Each core song on Fear Inoculum bar one (the curiously titled instrumental piece, Chocolate Chip Trip) spans more than ten minutes in length. The shortest of these (at 10:05), Culling Voices, doubles up as its most mysterious cut but unfortunately also the least exciting one. Having said that, though, it’s still a solid track, just not on par with the four which came before it. The aforementioned Chocolate Chip Trip features a synth custom made by drummer Danny Carey, its wispy tones providing a sense of otherworldliness which would work well in a movie about aliens invading the tropics. Carey’s drumming is next level here, taking control throughout in what’s essentially an elongated drum solo. Carey really is the star of Fear Inoculum in many ways. He steps up to the challenge more so than ever before, his drumming not just relegated to fills and the odd solo, but instead sitting at the very forefront of the album’s strongest moments alongside bongo’s and other percussive instruments. If there was ever an album which showcased the work of Danny Carey at his best, then it would be Fear Inoculum.

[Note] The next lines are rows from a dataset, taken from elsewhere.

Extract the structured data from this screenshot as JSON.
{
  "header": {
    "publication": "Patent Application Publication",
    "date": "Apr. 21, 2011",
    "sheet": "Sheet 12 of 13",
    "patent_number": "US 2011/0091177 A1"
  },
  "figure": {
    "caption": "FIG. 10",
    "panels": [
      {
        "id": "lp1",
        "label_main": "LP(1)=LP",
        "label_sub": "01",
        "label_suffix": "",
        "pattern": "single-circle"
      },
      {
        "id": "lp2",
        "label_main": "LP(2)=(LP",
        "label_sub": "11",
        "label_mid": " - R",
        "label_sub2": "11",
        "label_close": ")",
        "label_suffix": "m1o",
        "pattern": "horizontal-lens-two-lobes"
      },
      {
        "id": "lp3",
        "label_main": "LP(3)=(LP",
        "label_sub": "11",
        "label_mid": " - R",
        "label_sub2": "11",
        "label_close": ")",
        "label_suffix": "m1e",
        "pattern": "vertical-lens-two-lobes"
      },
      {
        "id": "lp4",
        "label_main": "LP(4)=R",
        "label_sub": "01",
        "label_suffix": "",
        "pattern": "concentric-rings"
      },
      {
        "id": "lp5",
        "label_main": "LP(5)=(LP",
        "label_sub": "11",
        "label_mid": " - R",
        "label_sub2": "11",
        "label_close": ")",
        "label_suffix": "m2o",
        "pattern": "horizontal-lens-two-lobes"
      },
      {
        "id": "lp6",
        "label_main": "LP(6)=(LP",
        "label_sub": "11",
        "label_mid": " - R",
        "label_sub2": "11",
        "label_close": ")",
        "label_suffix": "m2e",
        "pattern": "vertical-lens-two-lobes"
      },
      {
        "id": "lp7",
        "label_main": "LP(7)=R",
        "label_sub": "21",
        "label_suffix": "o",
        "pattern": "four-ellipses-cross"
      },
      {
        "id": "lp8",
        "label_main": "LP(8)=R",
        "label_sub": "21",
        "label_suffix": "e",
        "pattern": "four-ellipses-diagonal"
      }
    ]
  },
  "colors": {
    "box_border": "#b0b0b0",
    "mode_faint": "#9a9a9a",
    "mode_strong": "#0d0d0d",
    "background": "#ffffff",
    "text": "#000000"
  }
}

Although a lot of the songs on Fear Inocolum follow similarly intricate rhythmic and sonic patterns, it’s safe to say that one stands out above them all: the incredible 7empest. It’s the final core track on the record, and it definitely sounds like one too. After almost ninety seconds of subtle tension fronted by Jones’ lilting guitar line, an absolutely filthy riff enters the frame and sends Tool and its fans into a whole new universe. Sure, we know that Tool are capable of killer riffs anyway, but 7empest blows everything which came before it out of the water and into the skies. Keenan has never sounded as good as he does on 7empest, marking his presence with a grisly snarl which perfectly complements the track’s dark instrumentation. Carey shines once again with some complex drum patterns (which flirt with different time signatures, as per the entire album), only furthered by Justin Chancellor’s droning bass stabs and a constant stream of virtuosity from Jones. This is where Fear Inoculum hits its magistral peak, proving once and for all that Tool don’t need to be scared of disappointing anyone after more than a decade out of the game. 7empest is so explosive that proper closing track Mockingbeat feels somewhat redundant; but hey, what does it matter when you’ve waited this long? Fear Inoculum is the Tool album this world needed, so let’s hope it doesn’t take thirteen years till the next one.